Required action
Please output the listing that follows exactly, but keep all images out.
[[ Data extracts, beginning ]]
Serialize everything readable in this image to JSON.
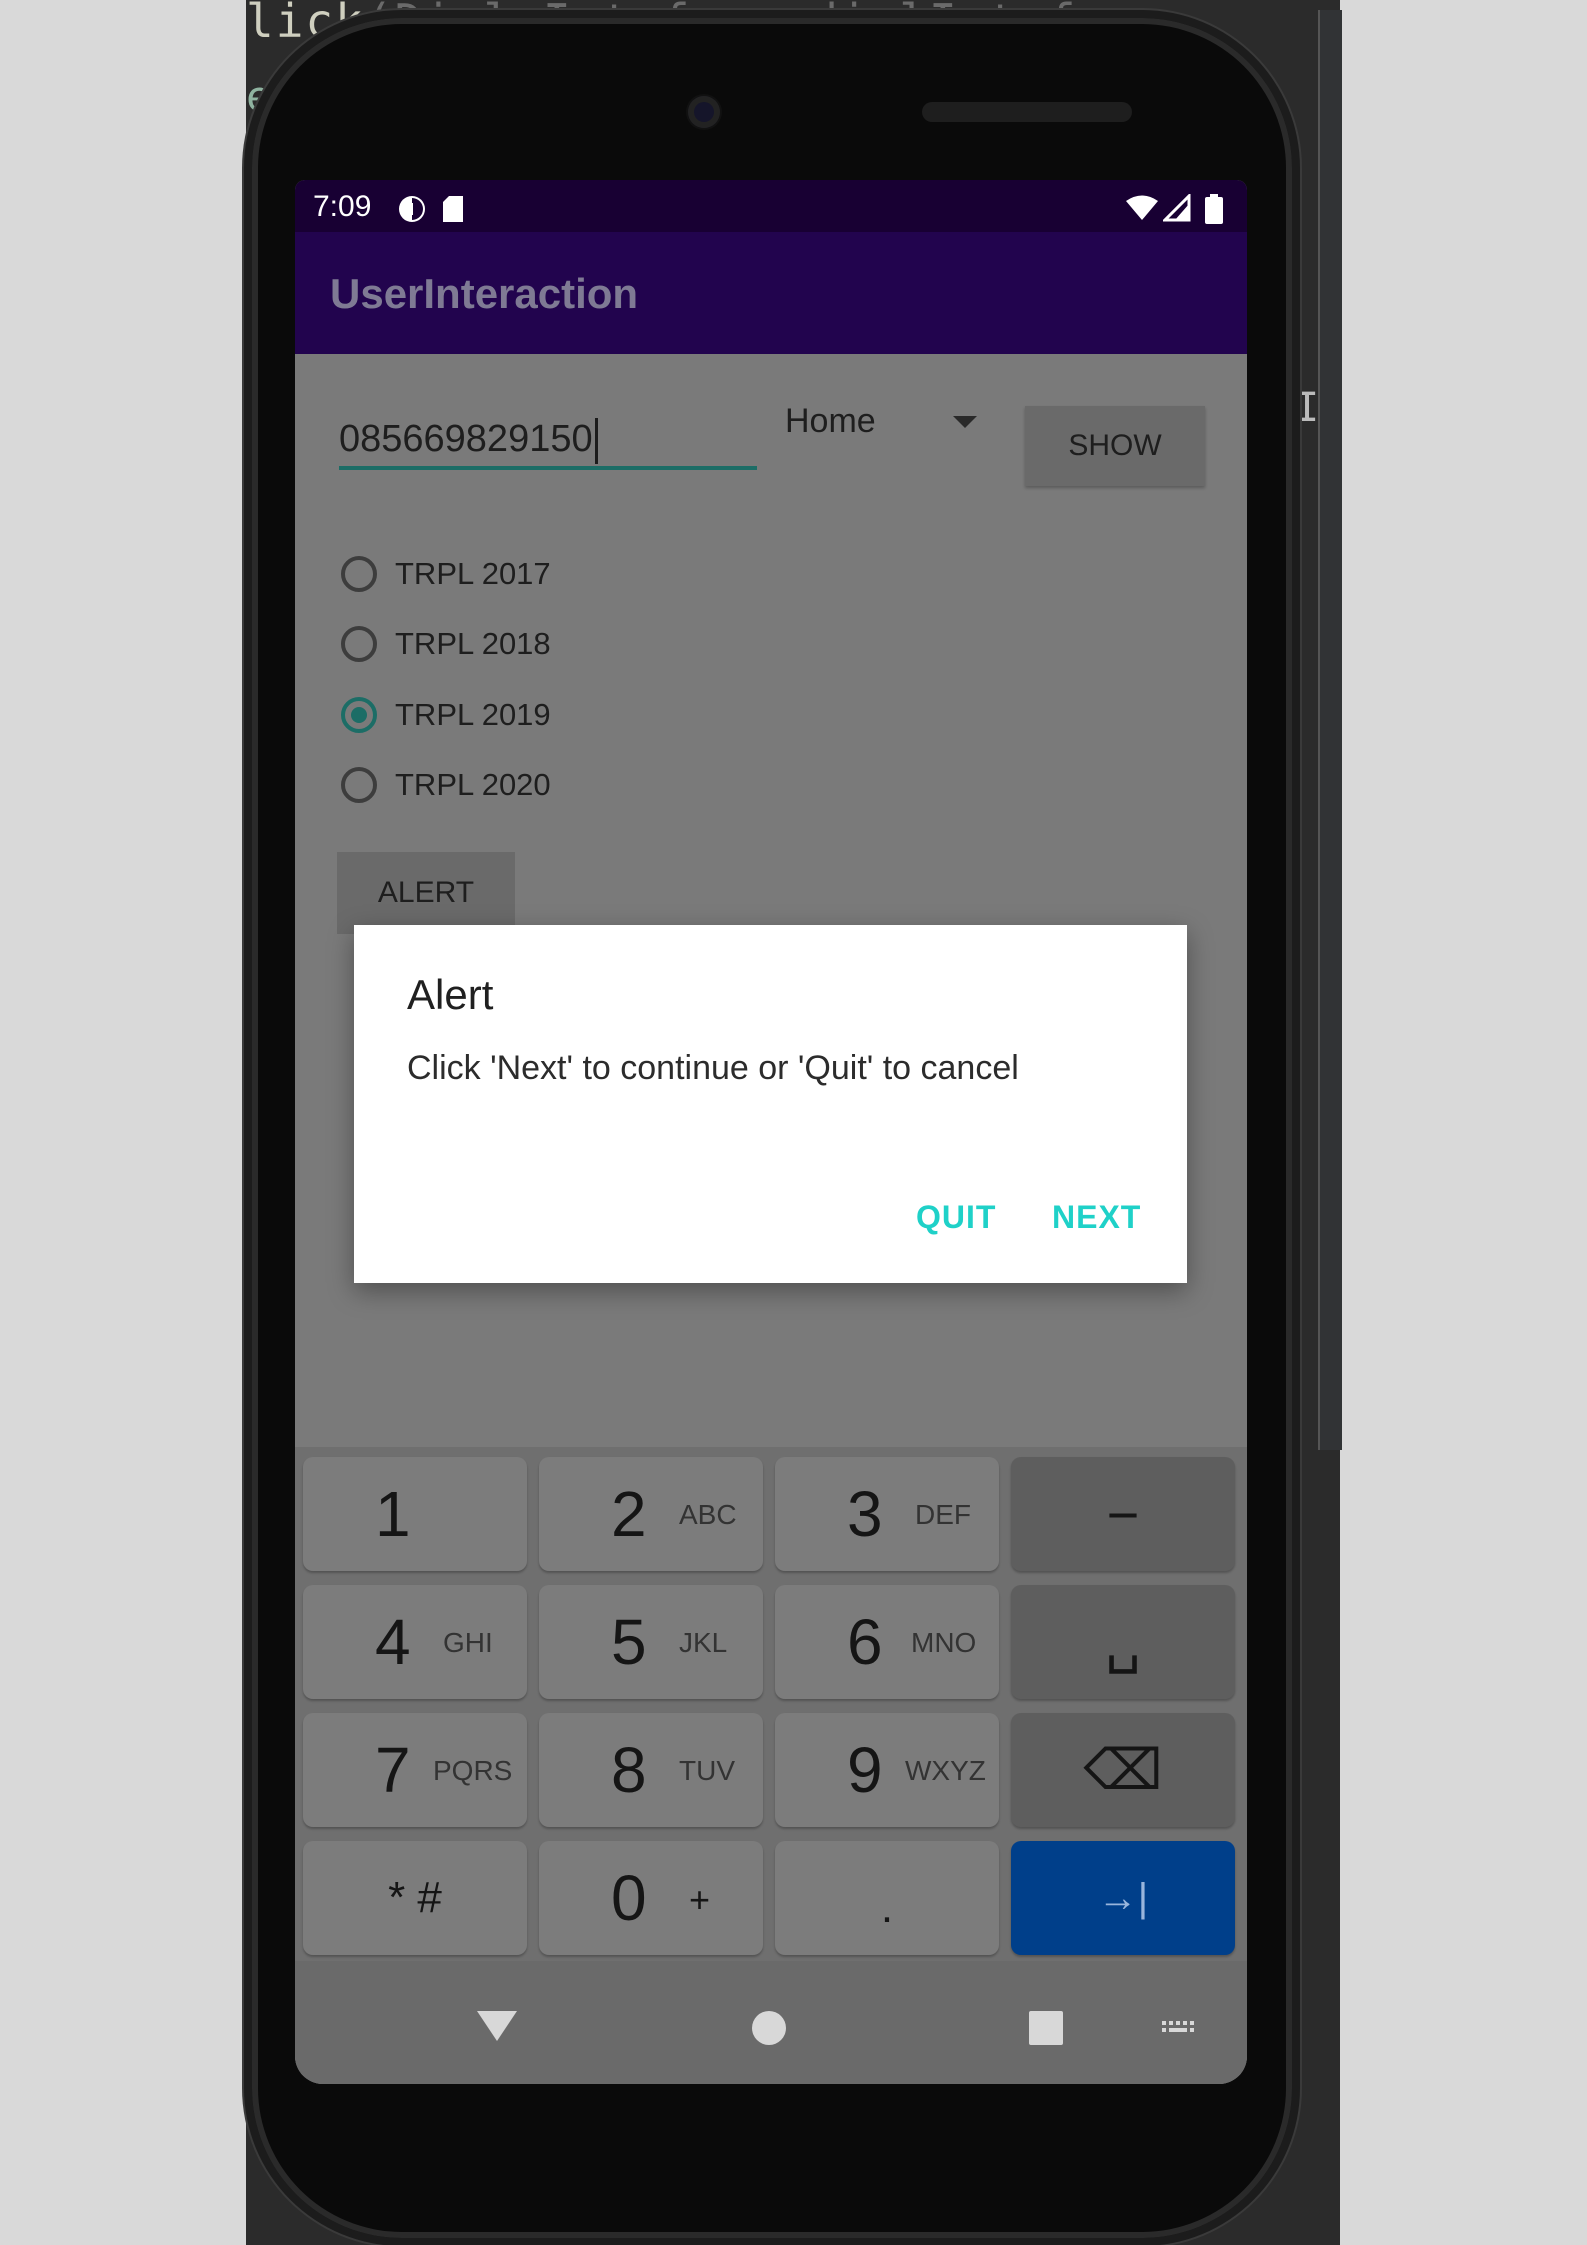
{
  "ide": {
    "code_line_1": "lick",
    "code_line_1_faded": "(Dial.Intrface dialIntrface,",
    "code_line_2": "e",
    "cursor_glyph": "I"
  },
  "status_bar": {
    "time": "7:09",
    "left_icons": [
      "data-saver-icon",
      "sd-card-icon"
    ],
    "right_icons": [
      "wifi-icon",
      "signal-icon",
      "battery-icon"
    ]
  },
  "app_bar": {
    "title": "UserInteraction",
    "color": "#22044e"
  },
  "form": {
    "phone_value": "085669829150",
    "spinner_value": "Home",
    "show_label": "SHOW",
    "radios": [
      {
        "label": "TRPL 2017",
        "checked": false
      },
      {
        "label": "TRPL 2018",
        "checked": false
      },
      {
        "label": "TRPL 2019",
        "checked": true
      },
      {
        "label": "TRPL 2020",
        "checked": false
      }
    ],
    "alert_label": "ALERT"
  },
  "dialog": {
    "title": "Alert",
    "message": "Click 'Next' to continue or 'Quit' to cancel",
    "quit_label": "QUIT",
    "next_label": "NEXT",
    "accent": "#1fd1c8"
  },
  "keyboard": {
    "keys": [
      {
        "main": "1",
        "sub": ""
      },
      {
        "main": "2",
        "sub": "ABC"
      },
      {
        "main": "3",
        "sub": "DEF"
      },
      {
        "main": "−",
        "sub": ""
      },
      {
        "main": "4",
        "sub": "GHI"
      },
      {
        "main": "5",
        "sub": "JKL"
      },
      {
        "main": "6",
        "sub": "MNO"
      },
      {
        "main": "␣",
        "sub": ""
      },
      {
        "main": "7",
        "sub": "PQRS"
      },
      {
        "main": "8",
        "sub": "TUV"
      },
      {
        "main": "9",
        "sub": "WXYZ"
      },
      {
        "main": "⌫",
        "sub": ""
      },
      {
        "main": "* #",
        "sub": ""
      },
      {
        "main": "0",
        "sub": "+"
      },
      {
        "main": ".",
        "sub": ""
      },
      {
        "main": "→|",
        "sub": ""
      }
    ],
    "enter_color": "#003f8a"
  },
  "nav_bar": {
    "icons": [
      "back-icon",
      "home-icon",
      "recents-icon",
      "keyboard-switch-icon"
    ]
  }
}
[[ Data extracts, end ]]
Final answer
Serialize everything readable in this image to JSON.
{
  "ide": {
    "code_line_1": "lick",
    "code_line_1_faded": "(Dial.Intrface dialIntrface,",
    "code_line_2": "e",
    "cursor_glyph": "I"
  },
  "status_bar": {
    "time": "7:09",
    "left_icons": [
      "data-saver-icon",
      "sd-card-icon"
    ],
    "right_icons": [
      "wifi-icon",
      "signal-icon",
      "battery-icon"
    ]
  },
  "app_bar": {
    "title": "UserInteraction",
    "color": "#22044e"
  },
  "form": {
    "phone_value": "085669829150",
    "spinner_value": "Home",
    "show_label": "SHOW",
    "radios": [
      {
        "label": "TRPL 2017",
        "checked": false
      },
      {
        "label": "TRPL 2018",
        "checked": false
      },
      {
        "label": "TRPL 2019",
        "checked": true
      },
      {
        "label": "TRPL 2020",
        "checked": false
      }
    ],
    "alert_label": "ALERT"
  },
  "dialog": {
    "title": "Alert",
    "message": "Click 'Next' to continue or 'Quit' to cancel",
    "quit_label": "QUIT",
    "next_label": "NEXT",
    "accent": "#1fd1c8"
  },
  "keyboard": {
    "keys": [
      {
        "main": "1",
        "sub": ""
      },
      {
        "main": "2",
        "sub": "ABC"
      },
      {
        "main": "3",
        "sub": "DEF"
      },
      {
        "main": "−",
        "sub": ""
      },
      {
        "main": "4",
        "sub": "GHI"
      },
      {
        "main": "5",
        "sub": "JKL"
      },
      {
        "main": "6",
        "sub": "MNO"
      },
      {
        "main": "␣",
        "sub": ""
      },
      {
        "main": "7",
        "sub": "PQRS"
      },
      {
        "main": "8",
        "sub": "TUV"
      },
      {
        "main": "9",
        "sub": "WXYZ"
      },
      {
        "main": "⌫",
        "sub": ""
      },
      {
        "main": "* #",
        "sub": ""
      },
      {
        "main": "0",
        "sub": "+"
      },
      {
        "main": ".",
        "sub": ""
      },
      {
        "main": "→|",
        "sub": ""
      }
    ],
    "enter_color": "#003f8a"
  },
  "nav_bar": {
    "icons": [
      "back-icon",
      "home-icon",
      "recents-icon",
      "keyboard-switch-icon"
    ]
  }
}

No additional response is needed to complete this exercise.